[ muhmp-suh-muh s ]
/ ˈmʌmp sə məs /
noun, plural mump·si·mus·es for 2.
Origin of mumpsimus
1520–30; from a story, which perhaps originated with Erasmus, of an illiterate priest who said mumpsimus rather than sūmpsimus (1st plural perfect indicative of Latin sūmere to pick up; see consume) while reciting the liturgy, and refused to change the word when corrected
Dictionary.com Unabridged Based on the Random House Unabridged Dictionary, © Random House, Inc. 2019
Examples from the Web for mumpsimus
Mumpsimus, mump′si-mus, n. an error to which one clings after it has been thoroughly exposed.
We are not going to change our old 'mumpsimus' for anybody's new 'sumpsimus.'Res Judicat|Augustine Birrell
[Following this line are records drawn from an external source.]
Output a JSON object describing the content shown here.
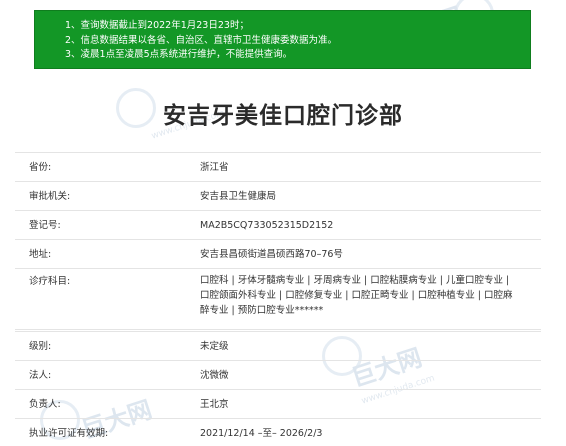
{
  "notice": {
    "lines": [
      "1、查询数据截止到2022年1月23日23时；",
      "2、信息数据结果以各省、自治区、直辖市卫生健康委数据为准。",
      "3、凌晨1点至凌晨5点系统进行维护，不能提供查询。"
    ]
  },
  "watermark": {
    "brand": "巨大网",
    "url": "www.cnjuda.com"
  },
  "title": "安吉牙美佳口腔门诊部",
  "fields": [
    {
      "label": "省份:",
      "value": "浙江省"
    },
    {
      "label": "审批机关:",
      "value": "安吉县卫生健康局"
    },
    {
      "label": "登记号:",
      "value": "MA2B5CQ733052315D2152"
    },
    {
      "label": "地址:",
      "value": "安吉县昌硕街道昌硕西路70–76号"
    },
    {
      "label": "诊疗科目:",
      "value": "口腔科 | 牙体牙髓病专业 | 牙周病专业 | 口腔粘膜病专业 | 儿童口腔专业 | 口腔颌面外科专业 | 口腔修复专业 | 口腔正畸专业 | 口腔种植专业 | 口腔麻醉专业 | 预防口腔专业******"
    },
    {
      "label": "级别:",
      "value": "未定级"
    },
    {
      "label": "法人:",
      "value": "沈微微"
    },
    {
      "label": "负责人:",
      "value": "王北京"
    },
    {
      "label": "执业许可证有效期:",
      "value": "2021/12/14 –至– 2026/2/3"
    }
  ]
}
Mr. Beckford called the beast, or reptile, a mumpsimus (sic).Recollections of the late William Beckford|Henry Venn Lansdown